Wilson inaccurately characterizes the taped statements as the statements of his co-conspirator Adkins. The statements were not hearsay because they were recordings of Wilson's own words, and were properly admitted as admissions. See United States v. Eschweiler, 745 F.2d 435, 437 (7th Cir.1984), cert. denied, 469 U.S. 1214, 105 S.Ct. 1188, 84 L.Ed.2d 334 (1985) (noting that taped conversations between undercover agents or informants and suspects are admissible); United States v. Craig, 573 F.2d 455, 474 (7th Cir.1977), cert. denied, 439 U.S. 820, 99 S.Ct. 82, 58 L.Ed.2d 110 (1978); see also 18 U.S.C. §§ 2511(2)(c), 2515. Thus, Wilson's argument that the conversations contained inadmissible co-conspirator statements is without merit.
Equally meritless is Wilson's claim that the tapes were not "authentic." The district judge correctly stated that the jury is generally entitled to determine whether the recordings are genuine. See Robinson, 956 F.2d at 1395; United States v. Zambrana, 864 F.2d 494, 498 (7th Cir.1988). Wilson has failed to support his speculations that the tapes were not authentic.
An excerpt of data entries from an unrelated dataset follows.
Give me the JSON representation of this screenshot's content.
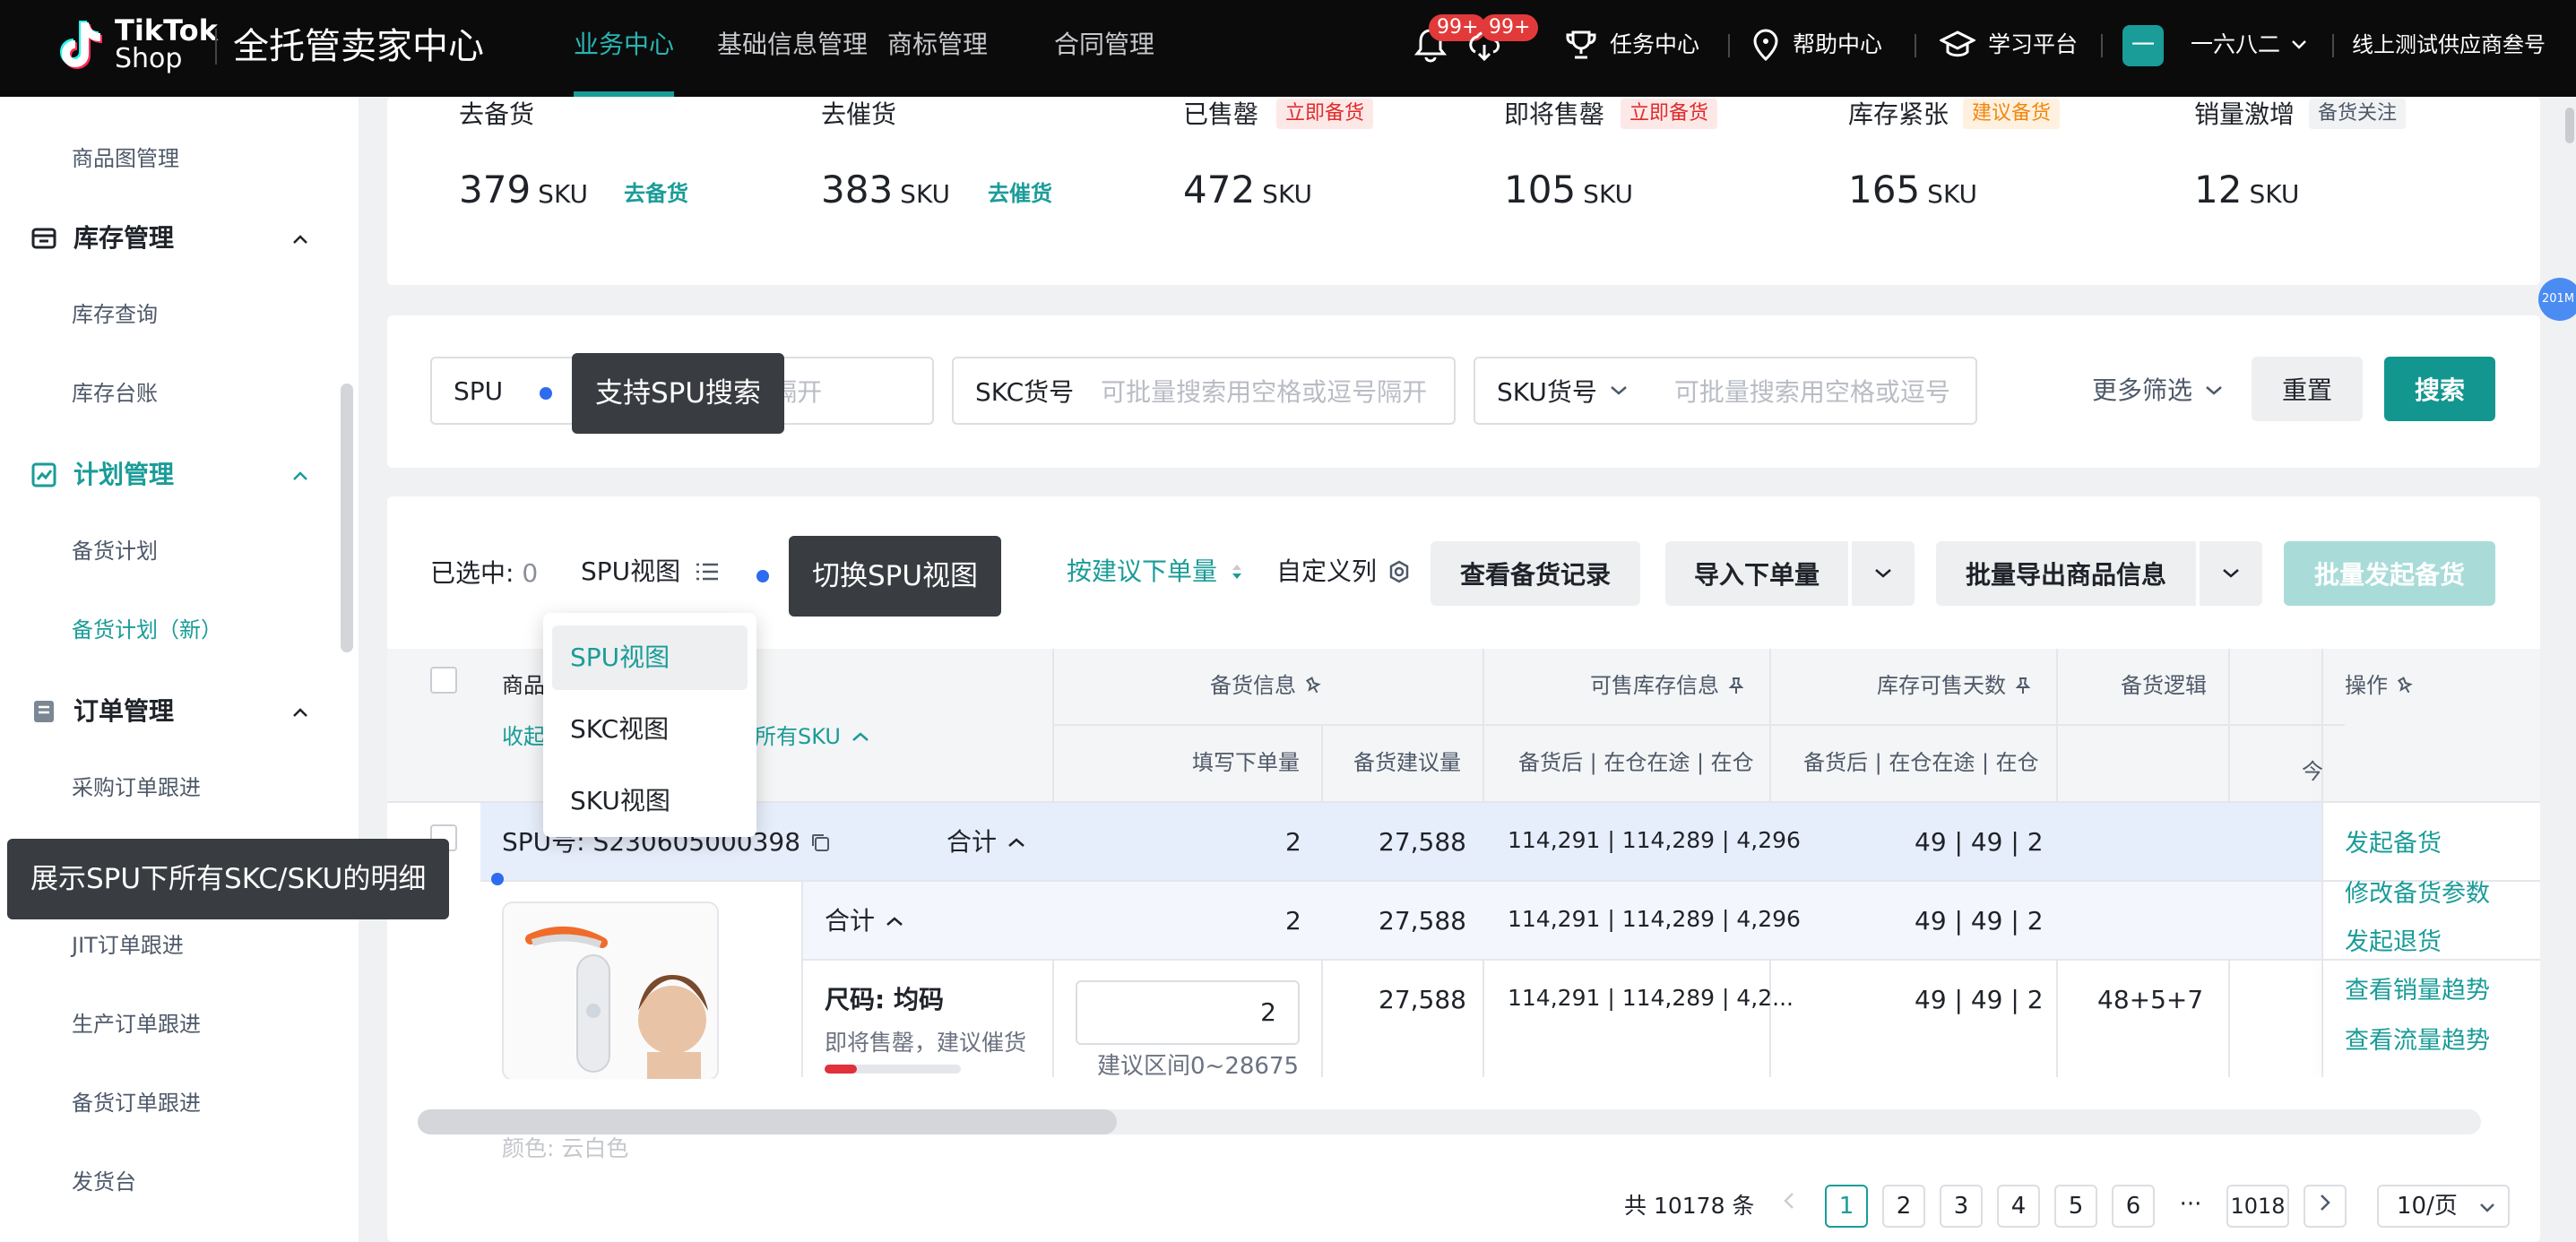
{
  "header": {
    "logo_line1": "TikTok",
    "logo_line2": "Shop",
    "app_title": "全托管卖家中心",
    "nav": [
      "业务中心",
      "基础信息管理",
      "商标管理",
      "合同管理"
    ],
    "notif_badge_1": "99+",
    "notif_badge_2": "99+",
    "task_center": "任务中心",
    "help_center": "帮助中心",
    "learning_platform": "学习平台",
    "avatar_char": "一",
    "user_name": "一六八二",
    "account_label": "线上测试供应商叁号"
  },
  "sidebar": {
    "items_top": [
      "商品图管理"
    ],
    "groups": [
      {
        "title": "库存管理",
        "children": [
          "库存查询",
          "库存台账"
        ]
      },
      {
        "title": "计划管理",
        "children": [
          "备货计划",
          "备货计划（新）"
        ]
      },
      {
        "title": "订单管理",
        "children": [
          "采购订单跟进",
          "JIT订单跟进",
          "生产订单跟进",
          "备货订单跟进",
          "发货台"
        ]
      }
    ]
  },
  "stats": [
    {
      "label": "去备货",
      "value": "379",
      "unit": "SKU",
      "link": "去备货",
      "tag": ""
    },
    {
      "label": "去催货",
      "value": "383",
      "unit": "SKU",
      "link": "去催货",
      "tag": ""
    },
    {
      "label": "已售罄",
      "value": "472",
      "unit": "SKU",
      "link": "",
      "tag": "立即备货"
    },
    {
      "label": "即将售罄",
      "value": "105",
      "unit": "SKU",
      "link": "",
      "tag": "立即备货"
    },
    {
      "label": "库存紧张",
      "value": "165",
      "unit": "SKU",
      "link": "",
      "tag": "建议备货"
    },
    {
      "label": "销量激增",
      "value": "12",
      "unit": "SKU",
      "link": "",
      "tag": "备货关注"
    }
  ],
  "filters": {
    "spu_label": "SPU",
    "spu_placeholder_tail": "隔开",
    "skc_label": "SKC货号",
    "skc_placeholder": "可批量搜索用空格或逗号隔开",
    "sku_label": "SKU货号",
    "sku_placeholder": "可批量搜索用空格或逗号",
    "more_filters": "更多筛选",
    "reset": "重置",
    "search": "搜索"
  },
  "tooltips": {
    "spu_search": "支持SPU搜索",
    "switch_view": "切换SPU视图",
    "show_detail": "展示SPU下所有SKC/SKU的明细"
  },
  "toolbar": {
    "selected_label": "已选中:",
    "selected_count": "0",
    "view_label": "SPU视图",
    "order_by_suggest": "按建议下单量",
    "custom_columns": "自定义列",
    "view_records": "查看备货记录",
    "import_orders": "导入下单量",
    "batch_export": "批量导出商品信息",
    "batch_stock": "批量发起备货"
  },
  "view_dropdown": [
    "SPU视图",
    "SKC视图",
    "SKU视图"
  ],
  "table": {
    "col_product": "商品",
    "collapse_text": "收起",
    "all_sku_text": "所有SKU",
    "group_stock_info": "备货信息",
    "group_sellable": "可售库存信息",
    "group_days": "库存可售天数",
    "col_logic": "备货逻辑",
    "col_ops": "操作",
    "col_today_partial": "今",
    "sub_fill_qty": "填写下单量",
    "sub_suggest_qty": "备货建议量",
    "sub_sellable": "备货后 | 在仓在途 | 在仓",
    "sub_days": "备货后 | 在仓在途 | 在仓",
    "spu_row": {
      "spu_no": "SPU号: S230605000398",
      "total_label": "合计",
      "fill_qty": "2",
      "suggest_qty": "27,588",
      "sellable": "114,291 | 114,289 | 4,296",
      "days": "49 | 49 | 2"
    },
    "skc_total_row": {
      "total_label": "合计",
      "fill_qty": "2",
      "suggest_qty": "27,588",
      "sellable": "114,291 | 114,289 | 4,296",
      "days": "49 | 49 | 2"
    },
    "sku_row": {
      "size": "尺码: 均码",
      "status": "即将售罄，建议催货",
      "input_value": "2",
      "range_hint": "建议区间0~28675",
      "suggest_qty": "27,588",
      "sellable": "114,291 | 114,289 | 4,2...",
      "days": "49 | 49 | 2",
      "logic": "48+5+7"
    },
    "color_label": "颜色: 云白色",
    "ops": [
      "发起备货",
      "修改备货参数",
      "发起退货",
      "查看销量趋势",
      "查看流量趋势"
    ]
  },
  "pagination": {
    "total": "共 10178 条",
    "pages": [
      "1",
      "2",
      "3",
      "4",
      "5",
      "6"
    ],
    "ellipsis": "···",
    "last": "1018",
    "current": "1",
    "page_size": "10/页"
  },
  "floating_badge": "201M",
  "colors": {
    "accent": "#1a9c98",
    "topbar": "#0b0b0c",
    "tooltip": "#393c40",
    "dot": "#2d6bf0"
  }
}
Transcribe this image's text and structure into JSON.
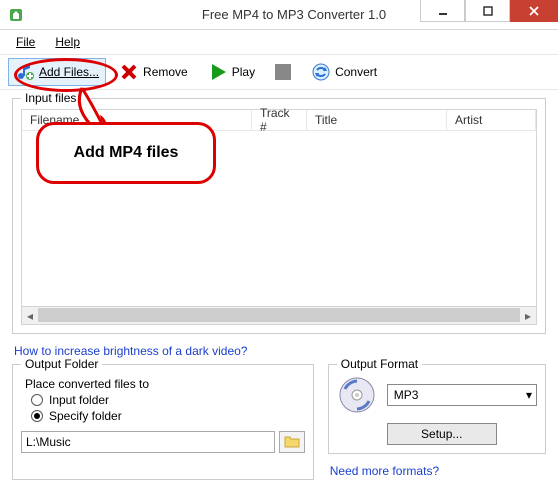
{
  "window": {
    "title": "Free MP4 to MP3 Converter 1.0"
  },
  "menu": {
    "file": "File",
    "help": "Help"
  },
  "toolbar": {
    "add": "Add Files...",
    "remove": "Remove",
    "play": "Play",
    "convert": "Convert"
  },
  "input": {
    "legend": "Input files",
    "columns": {
      "filename": "Filename",
      "track": "Track #",
      "title": "Title",
      "artist": "Artist"
    }
  },
  "link_brightness": "How to increase brightness of a dark video?",
  "output_folder": {
    "legend": "Output Folder",
    "place_label": "Place converted files to",
    "opt_input": "Input folder",
    "opt_specify": "Specify folder",
    "path": "L:\\Music"
  },
  "output_format": {
    "legend": "Output Format",
    "selected": "MP3",
    "setup": "Setup...",
    "more_link": "Need more formats?"
  },
  "callout": {
    "text": "Add MP4 files"
  }
}
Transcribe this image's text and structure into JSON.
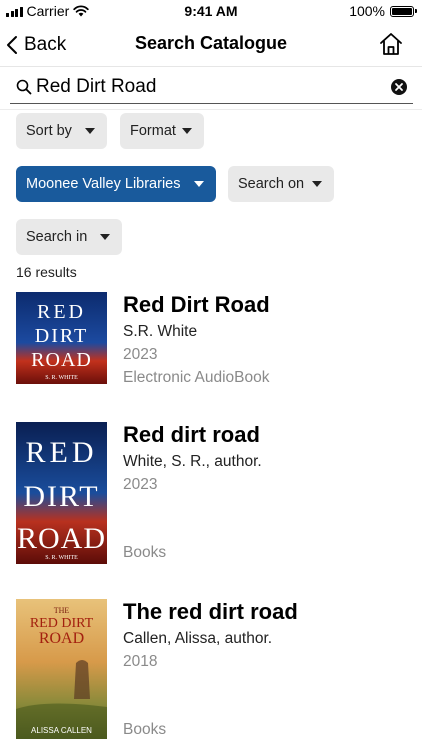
{
  "status_bar": {
    "carrier": "Carrier",
    "time": "9:41 AM",
    "battery": "100%",
    "battery_level": 1.0
  },
  "nav": {
    "back_label": "Back",
    "title": "Search Catalogue"
  },
  "search": {
    "value": "Red Dirt Road",
    "placeholder": ""
  },
  "filters": {
    "sort_by": "Sort by",
    "format": "Format",
    "library": "Moonee Valley Libraries",
    "search_on": "Search on",
    "search_in": "Search in"
  },
  "results_count": "16 results",
  "results": [
    {
      "title": "Red Dirt Road",
      "author": "S.R. White",
      "year": "2023",
      "format": "Electronic AudioBook",
      "cover": {
        "line1": "RED",
        "line2": "DIRT",
        "line3": "ROAD",
        "author": "S. R. WHITE"
      }
    },
    {
      "title": "Red dirt road",
      "author": "White, S. R., author.",
      "year": "2023",
      "format": "Books",
      "cover": {
        "line1": "RED",
        "line2": "DIRT",
        "line3": "ROAD",
        "author": "S. R. WHITE"
      }
    },
    {
      "title": "The red dirt road",
      "author": "Callen, Alissa, author.",
      "year": "2018",
      "format": "Books",
      "cover": {
        "line1": "THE",
        "line2": "RED DIRT",
        "line3": "ROAD",
        "author": "ALISSA CALLEN"
      }
    }
  ]
}
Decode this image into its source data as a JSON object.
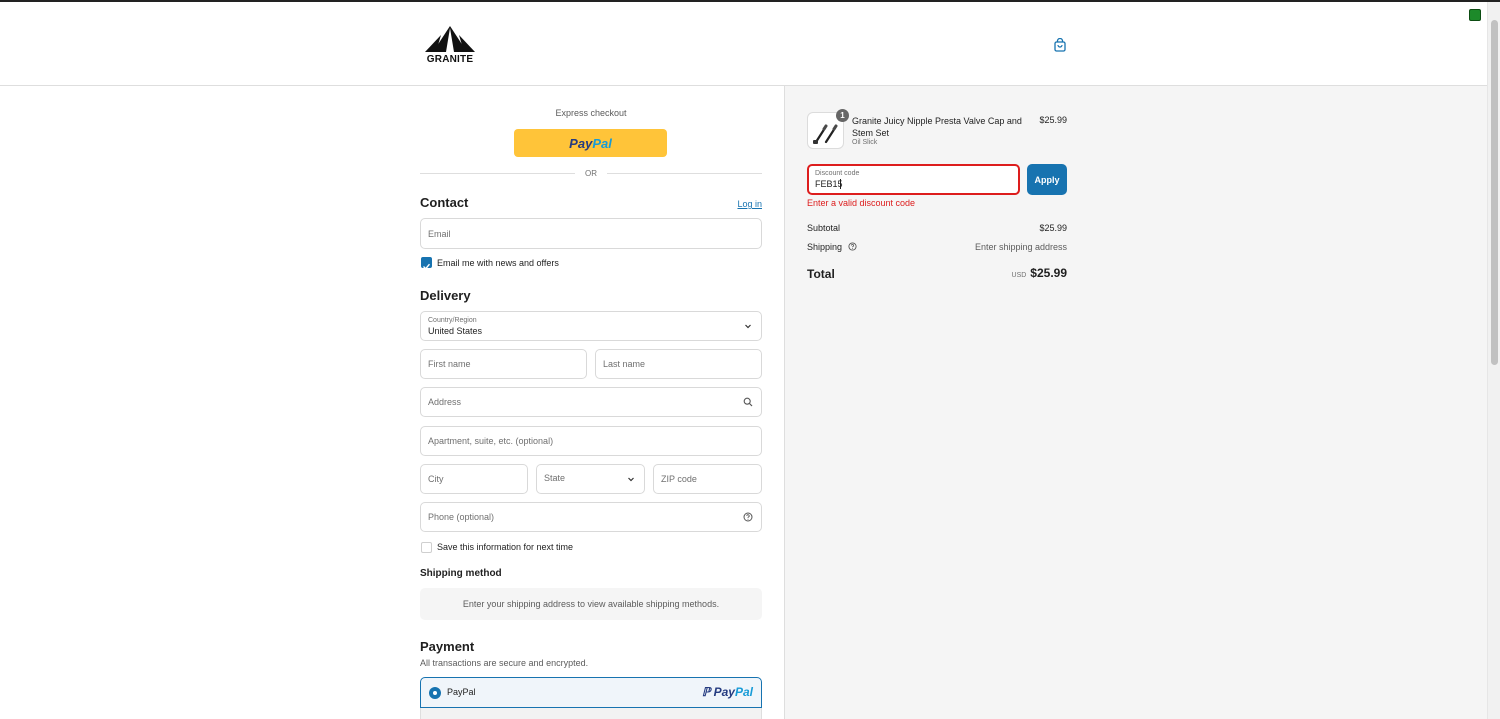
{
  "brand": {
    "logo_text": "GRANITE"
  },
  "express": {
    "label": "Express checkout",
    "paypal_a": "Pay",
    "paypal_b": "Pal",
    "or": "OR"
  },
  "contact": {
    "title": "Contact",
    "login": "Log in",
    "email_placeholder": "Email",
    "news_label": "Email me with news and offers",
    "news_checked": true
  },
  "delivery": {
    "title": "Delivery",
    "country_label": "Country/Region",
    "country_value": "United States",
    "first_name": "First name",
    "last_name": "Last name",
    "address": "Address",
    "apartment": "Apartment, suite, etc. (optional)",
    "city": "City",
    "state": "State",
    "zip": "ZIP code",
    "phone": "Phone (optional)",
    "save_label": "Save this information for next time",
    "save_checked": false
  },
  "shipping": {
    "title": "Shipping method",
    "message": "Enter your shipping address to view available shipping methods."
  },
  "payment": {
    "title": "Payment",
    "subtitle": "All transactions are secure and encrypted.",
    "method_label": "PayPal",
    "logo_a": "Pay",
    "logo_b": "Pal"
  },
  "summary": {
    "item": {
      "quantity": "1",
      "name": "Granite Juicy Nipple Presta Valve Cap and Stem Set",
      "variant": "Oil Slick",
      "price": "$25.99"
    },
    "discount": {
      "label": "Discount code",
      "value": "FEB15",
      "apply": "Apply",
      "error": "Enter a valid discount code"
    },
    "subtotal_label": "Subtotal",
    "subtotal_value": "$25.99",
    "shipping_label": "Shipping",
    "shipping_value": "Enter shipping address",
    "total_label": "Total",
    "currency": "USD",
    "total_value": "$25.99"
  },
  "colors": {
    "accent": "#1773b0",
    "paypal_yellow": "#ffc439",
    "error": "#dd1d1d"
  }
}
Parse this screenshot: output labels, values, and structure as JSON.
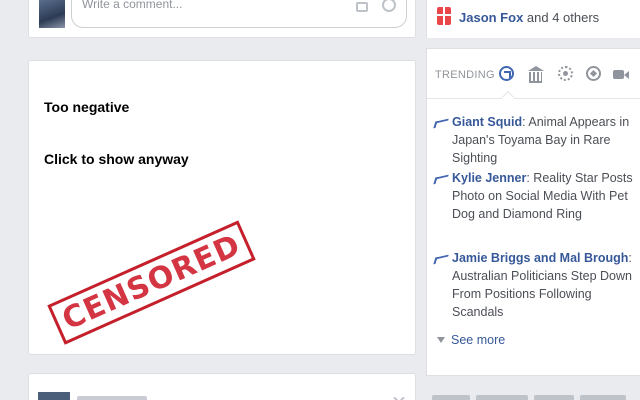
{
  "comment": {
    "placeholder": "Write a comment..."
  },
  "censor": {
    "heading": "Too negative",
    "action_label": "Click to show anyway",
    "stamp_text": "CENSORED",
    "stamp_color": "#d02432"
  },
  "friends": {
    "name": "Jason Fox",
    "suffix": " and 4 others"
  },
  "trending": {
    "label": "TRENDING",
    "categories": [
      "top-trends",
      "politics",
      "science-technology",
      "sports",
      "entertainment"
    ],
    "items": [
      {
        "title": "Giant Squid",
        "text": ": Animal Appears in Japan's Toyama Bay in Rare Sighting"
      },
      {
        "title": "Kylie Jenner",
        "text": ": Reality Star Posts Photo on Social Media With Pet Dog and Diamond Ring"
      },
      {
        "title": "Jamie Briggs and Mal Brough",
        "text": ": Australian Politicians Step Down From Positions Following Scandals"
      }
    ],
    "see_more": "See more"
  },
  "colors": {
    "link": "#365899",
    "accent": "#4267b2",
    "background": "#e9ebee"
  }
}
He merely surmises that because the tapes were not in the sole custody of the government, someone may have altered them to Wilson's detriment. We hold that the district judge did not err in admitting the taped conversations between Adkins and Wilson.
Wilson next argues that the district court erred in excluding several of Adkins' written statements, which Adkins prepared after his arrest. He contends that the statements were necessary for an effective cross-examination of Adkins. According to Wilson, cross-examination would have revealed that, after Adkins was arrested by the agents, he manufactured evidence to implicate Wilson. The district court excluded the statements on the grounds that they were self-serving hearsay and were irrelevant. As we noted above, we give great deference to the district judge's decisions to admit or exclude evidence. Kramer, 955 F.2d at 491. After reviewing the record, we agree with the district judge that the statements were not relevant to the events at issue in this case. See FED.R.EVID. 401. We need not decide whether the statements were inadmissible hearsay. See United States v. Jackson, 780 F.2d 1305, 1313-14 n. 5 (7th Cir.1986) (noting that self-serving declarations may be excluded if they are inadmissible hearsay). The district judge did not abuse his discretion in excluding Adkins' post-arrest statements.
Wilson next argues that the district judge erred in instructing the jury by failing to allow his trial counsel an opportunity to object to the instructions in a timely manner. The record belies Wilson's assertion. It shows that Judge Dillin clearly gave both counsel an opportunity to object to the instructions after the jury was instructed. In any event, in his brief and at oral argument, Wilson's attorney was unable to articulate any specific problem with any of the jury instructions. Therefore, we hold that the district judge correctly instructed the jury.
We AFFIRM the convictions of Irvin T. Wilson, Jr.
Adkins, Wilson's co-defendant, pled guilty to one count of possession and concealment of approximately $80,580.00 in counterfeit federal reserve notes